** GOAL OF THE EXERCISE **
When you repeat the listing below, keep every word exactly and leave out each picture.

** PROVIDED ENTRIES **
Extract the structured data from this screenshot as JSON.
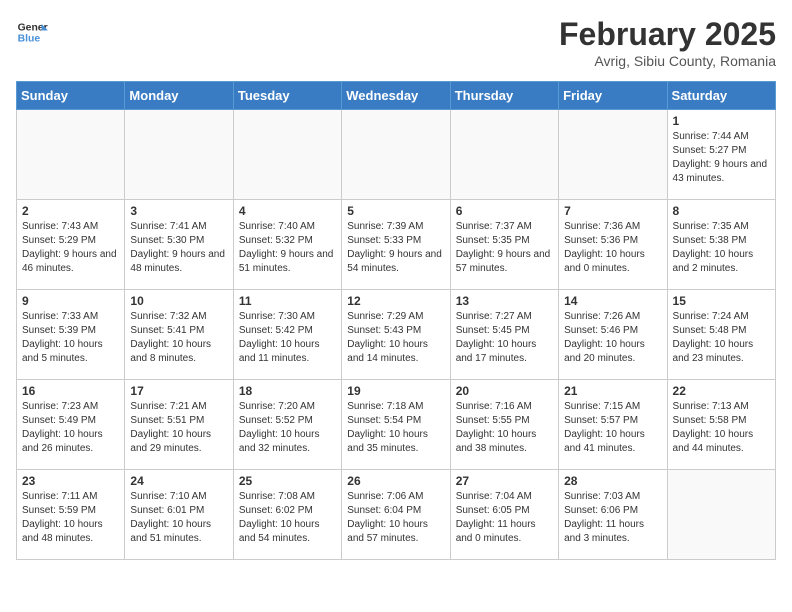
{
  "header": {
    "logo_general": "General",
    "logo_blue": "Blue",
    "month": "February 2025",
    "location": "Avrig, Sibiu County, Romania"
  },
  "weekdays": [
    "Sunday",
    "Monday",
    "Tuesday",
    "Wednesday",
    "Thursday",
    "Friday",
    "Saturday"
  ],
  "weeks": [
    [
      {
        "day": "",
        "info": ""
      },
      {
        "day": "",
        "info": ""
      },
      {
        "day": "",
        "info": ""
      },
      {
        "day": "",
        "info": ""
      },
      {
        "day": "",
        "info": ""
      },
      {
        "day": "",
        "info": ""
      },
      {
        "day": "1",
        "info": "Sunrise: 7:44 AM\nSunset: 5:27 PM\nDaylight: 9 hours and 43 minutes."
      }
    ],
    [
      {
        "day": "2",
        "info": "Sunrise: 7:43 AM\nSunset: 5:29 PM\nDaylight: 9 hours and 46 minutes."
      },
      {
        "day": "3",
        "info": "Sunrise: 7:41 AM\nSunset: 5:30 PM\nDaylight: 9 hours and 48 minutes."
      },
      {
        "day": "4",
        "info": "Sunrise: 7:40 AM\nSunset: 5:32 PM\nDaylight: 9 hours and 51 minutes."
      },
      {
        "day": "5",
        "info": "Sunrise: 7:39 AM\nSunset: 5:33 PM\nDaylight: 9 hours and 54 minutes."
      },
      {
        "day": "6",
        "info": "Sunrise: 7:37 AM\nSunset: 5:35 PM\nDaylight: 9 hours and 57 minutes."
      },
      {
        "day": "7",
        "info": "Sunrise: 7:36 AM\nSunset: 5:36 PM\nDaylight: 10 hours and 0 minutes."
      },
      {
        "day": "8",
        "info": "Sunrise: 7:35 AM\nSunset: 5:38 PM\nDaylight: 10 hours and 2 minutes."
      }
    ],
    [
      {
        "day": "9",
        "info": "Sunrise: 7:33 AM\nSunset: 5:39 PM\nDaylight: 10 hours and 5 minutes."
      },
      {
        "day": "10",
        "info": "Sunrise: 7:32 AM\nSunset: 5:41 PM\nDaylight: 10 hours and 8 minutes."
      },
      {
        "day": "11",
        "info": "Sunrise: 7:30 AM\nSunset: 5:42 PM\nDaylight: 10 hours and 11 minutes."
      },
      {
        "day": "12",
        "info": "Sunrise: 7:29 AM\nSunset: 5:43 PM\nDaylight: 10 hours and 14 minutes."
      },
      {
        "day": "13",
        "info": "Sunrise: 7:27 AM\nSunset: 5:45 PM\nDaylight: 10 hours and 17 minutes."
      },
      {
        "day": "14",
        "info": "Sunrise: 7:26 AM\nSunset: 5:46 PM\nDaylight: 10 hours and 20 minutes."
      },
      {
        "day": "15",
        "info": "Sunrise: 7:24 AM\nSunset: 5:48 PM\nDaylight: 10 hours and 23 minutes."
      }
    ],
    [
      {
        "day": "16",
        "info": "Sunrise: 7:23 AM\nSunset: 5:49 PM\nDaylight: 10 hours and 26 minutes."
      },
      {
        "day": "17",
        "info": "Sunrise: 7:21 AM\nSunset: 5:51 PM\nDaylight: 10 hours and 29 minutes."
      },
      {
        "day": "18",
        "info": "Sunrise: 7:20 AM\nSunset: 5:52 PM\nDaylight: 10 hours and 32 minutes."
      },
      {
        "day": "19",
        "info": "Sunrise: 7:18 AM\nSunset: 5:54 PM\nDaylight: 10 hours and 35 minutes."
      },
      {
        "day": "20",
        "info": "Sunrise: 7:16 AM\nSunset: 5:55 PM\nDaylight: 10 hours and 38 minutes."
      },
      {
        "day": "21",
        "info": "Sunrise: 7:15 AM\nSunset: 5:57 PM\nDaylight: 10 hours and 41 minutes."
      },
      {
        "day": "22",
        "info": "Sunrise: 7:13 AM\nSunset: 5:58 PM\nDaylight: 10 hours and 44 minutes."
      }
    ],
    [
      {
        "day": "23",
        "info": "Sunrise: 7:11 AM\nSunset: 5:59 PM\nDaylight: 10 hours and 48 minutes."
      },
      {
        "day": "24",
        "info": "Sunrise: 7:10 AM\nSunset: 6:01 PM\nDaylight: 10 hours and 51 minutes."
      },
      {
        "day": "25",
        "info": "Sunrise: 7:08 AM\nSunset: 6:02 PM\nDaylight: 10 hours and 54 minutes."
      },
      {
        "day": "26",
        "info": "Sunrise: 7:06 AM\nSunset: 6:04 PM\nDaylight: 10 hours and 57 minutes."
      },
      {
        "day": "27",
        "info": "Sunrise: 7:04 AM\nSunset: 6:05 PM\nDaylight: 11 hours and 0 minutes."
      },
      {
        "day": "28",
        "info": "Sunrise: 7:03 AM\nSunset: 6:06 PM\nDaylight: 11 hours and 3 minutes."
      },
      {
        "day": "",
        "info": ""
      }
    ]
  ]
}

** EXPECTED ANSWER **
Extract the structured data from this screenshot as JSON.
{
  "header": {
    "logo_general": "General",
    "logo_blue": "Blue",
    "month": "February 2025",
    "location": "Avrig, Sibiu County, Romania"
  },
  "weekdays": [
    "Sunday",
    "Monday",
    "Tuesday",
    "Wednesday",
    "Thursday",
    "Friday",
    "Saturday"
  ],
  "weeks": [
    [
      {
        "day": "",
        "info": ""
      },
      {
        "day": "",
        "info": ""
      },
      {
        "day": "",
        "info": ""
      },
      {
        "day": "",
        "info": ""
      },
      {
        "day": "",
        "info": ""
      },
      {
        "day": "",
        "info": ""
      },
      {
        "day": "1",
        "info": "Sunrise: 7:44 AM\nSunset: 5:27 PM\nDaylight: 9 hours and 43 minutes."
      }
    ],
    [
      {
        "day": "2",
        "info": "Sunrise: 7:43 AM\nSunset: 5:29 PM\nDaylight: 9 hours and 46 minutes."
      },
      {
        "day": "3",
        "info": "Sunrise: 7:41 AM\nSunset: 5:30 PM\nDaylight: 9 hours and 48 minutes."
      },
      {
        "day": "4",
        "info": "Sunrise: 7:40 AM\nSunset: 5:32 PM\nDaylight: 9 hours and 51 minutes."
      },
      {
        "day": "5",
        "info": "Sunrise: 7:39 AM\nSunset: 5:33 PM\nDaylight: 9 hours and 54 minutes."
      },
      {
        "day": "6",
        "info": "Sunrise: 7:37 AM\nSunset: 5:35 PM\nDaylight: 9 hours and 57 minutes."
      },
      {
        "day": "7",
        "info": "Sunrise: 7:36 AM\nSunset: 5:36 PM\nDaylight: 10 hours and 0 minutes."
      },
      {
        "day": "8",
        "info": "Sunrise: 7:35 AM\nSunset: 5:38 PM\nDaylight: 10 hours and 2 minutes."
      }
    ],
    [
      {
        "day": "9",
        "info": "Sunrise: 7:33 AM\nSunset: 5:39 PM\nDaylight: 10 hours and 5 minutes."
      },
      {
        "day": "10",
        "info": "Sunrise: 7:32 AM\nSunset: 5:41 PM\nDaylight: 10 hours and 8 minutes."
      },
      {
        "day": "11",
        "info": "Sunrise: 7:30 AM\nSunset: 5:42 PM\nDaylight: 10 hours and 11 minutes."
      },
      {
        "day": "12",
        "info": "Sunrise: 7:29 AM\nSunset: 5:43 PM\nDaylight: 10 hours and 14 minutes."
      },
      {
        "day": "13",
        "info": "Sunrise: 7:27 AM\nSunset: 5:45 PM\nDaylight: 10 hours and 17 minutes."
      },
      {
        "day": "14",
        "info": "Sunrise: 7:26 AM\nSunset: 5:46 PM\nDaylight: 10 hours and 20 minutes."
      },
      {
        "day": "15",
        "info": "Sunrise: 7:24 AM\nSunset: 5:48 PM\nDaylight: 10 hours and 23 minutes."
      }
    ],
    [
      {
        "day": "16",
        "info": "Sunrise: 7:23 AM\nSunset: 5:49 PM\nDaylight: 10 hours and 26 minutes."
      },
      {
        "day": "17",
        "info": "Sunrise: 7:21 AM\nSunset: 5:51 PM\nDaylight: 10 hours and 29 minutes."
      },
      {
        "day": "18",
        "info": "Sunrise: 7:20 AM\nSunset: 5:52 PM\nDaylight: 10 hours and 32 minutes."
      },
      {
        "day": "19",
        "info": "Sunrise: 7:18 AM\nSunset: 5:54 PM\nDaylight: 10 hours and 35 minutes."
      },
      {
        "day": "20",
        "info": "Sunrise: 7:16 AM\nSunset: 5:55 PM\nDaylight: 10 hours and 38 minutes."
      },
      {
        "day": "21",
        "info": "Sunrise: 7:15 AM\nSunset: 5:57 PM\nDaylight: 10 hours and 41 minutes."
      },
      {
        "day": "22",
        "info": "Sunrise: 7:13 AM\nSunset: 5:58 PM\nDaylight: 10 hours and 44 minutes."
      }
    ],
    [
      {
        "day": "23",
        "info": "Sunrise: 7:11 AM\nSunset: 5:59 PM\nDaylight: 10 hours and 48 minutes."
      },
      {
        "day": "24",
        "info": "Sunrise: 7:10 AM\nSunset: 6:01 PM\nDaylight: 10 hours and 51 minutes."
      },
      {
        "day": "25",
        "info": "Sunrise: 7:08 AM\nSunset: 6:02 PM\nDaylight: 10 hours and 54 minutes."
      },
      {
        "day": "26",
        "info": "Sunrise: 7:06 AM\nSunset: 6:04 PM\nDaylight: 10 hours and 57 minutes."
      },
      {
        "day": "27",
        "info": "Sunrise: 7:04 AM\nSunset: 6:05 PM\nDaylight: 11 hours and 0 minutes."
      },
      {
        "day": "28",
        "info": "Sunrise: 7:03 AM\nSunset: 6:06 PM\nDaylight: 11 hours and 3 minutes."
      },
      {
        "day": "",
        "info": ""
      }
    ]
  ]
}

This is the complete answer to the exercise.